[Website and app data records]

Segment Open

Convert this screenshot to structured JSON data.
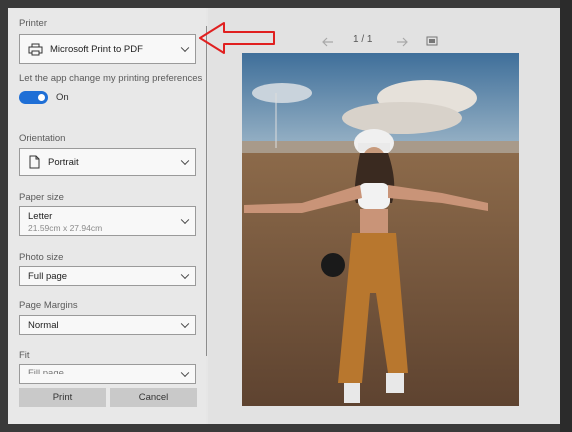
{
  "printer": {
    "label": "Printer",
    "value": "Microsoft Print to PDF"
  },
  "preferences": {
    "label": "Let the app change my printing preferences",
    "toggle_state": "On"
  },
  "orientation": {
    "label": "Orientation",
    "value": "Portrait"
  },
  "paper_size": {
    "label": "Paper size",
    "value": "Letter",
    "dimensions": "21.59cm x 27.94cm"
  },
  "photo_size": {
    "label": "Photo size",
    "value": "Full page"
  },
  "page_margins": {
    "label": "Page Margins",
    "value": "Normal"
  },
  "fit": {
    "label": "Fit",
    "value": "Fill page"
  },
  "actions": {
    "print": "Print",
    "cancel": "Cancel"
  },
  "preview": {
    "page_indicator": "1 / 1",
    "prev_icon": "arrow-left-icon",
    "next_icon": "arrow-right-icon",
    "fit_icon": "fit-page-icon"
  },
  "annotation": {
    "arrow_color": "#e02020"
  },
  "colors": {
    "toggle_on": "#1f6fd6"
  }
}
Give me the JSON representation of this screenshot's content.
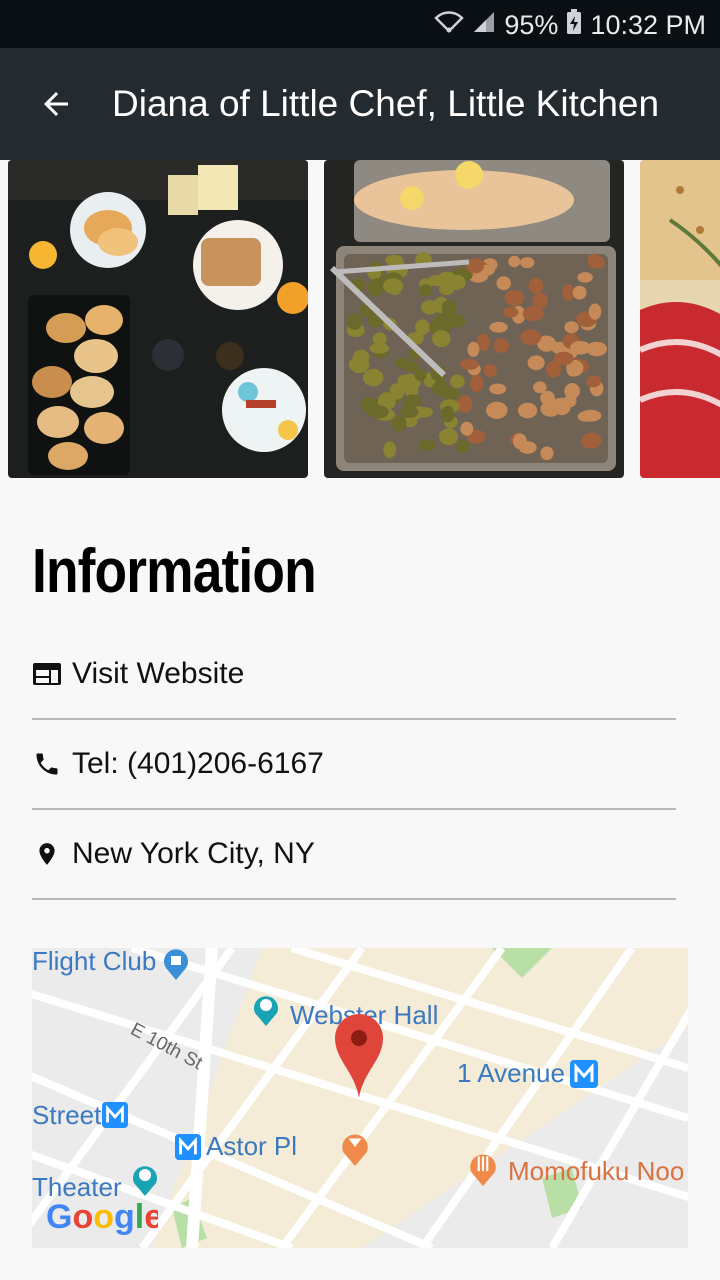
{
  "status_bar": {
    "battery": "95%",
    "time": "10:32 PM"
  },
  "app_bar": {
    "title": "Diana of Little Chef, Little Kitchen",
    "back_icon": "arrow-back-icon"
  },
  "gallery": {
    "photos": [
      "breakfast-table-photo",
      "sheet-pan-vegetables-photo",
      "focaccia-bread-photo"
    ]
  },
  "info": {
    "heading": "Information",
    "rows": [
      {
        "icon": "web-icon",
        "label": "Visit Website"
      },
      {
        "icon": "phone-icon",
        "label": "Tel: (401)206-6167"
      },
      {
        "icon": "location-pin-icon",
        "label": "New York City, NY"
      }
    ]
  },
  "map": {
    "labels": {
      "flight_club": "Flight Club",
      "webster_hall": "Webster Hall",
      "e10th": "E 10th St",
      "first_ave": "1 Avenue",
      "street": "Street",
      "astor": "Astor Pl",
      "momofuku": "Momofuku Noo",
      "theater": "Theater"
    },
    "logo": "Google",
    "colors": {
      "pin": "#e0453a",
      "transit": "#1e90ff",
      "restaurant": "#f08a4b"
    }
  }
}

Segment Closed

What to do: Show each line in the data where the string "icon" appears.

Exercise response:
    "prev_icon": "arrow-left-icon",
    "next_icon": "arrow-right-icon",
    "fit_icon": "fit-page-icon"
    "back_icon": "arrow-back-icon"
        "icon": "web-icon",
        "icon": "phone-icon",
        "icon": "location-pin-icon",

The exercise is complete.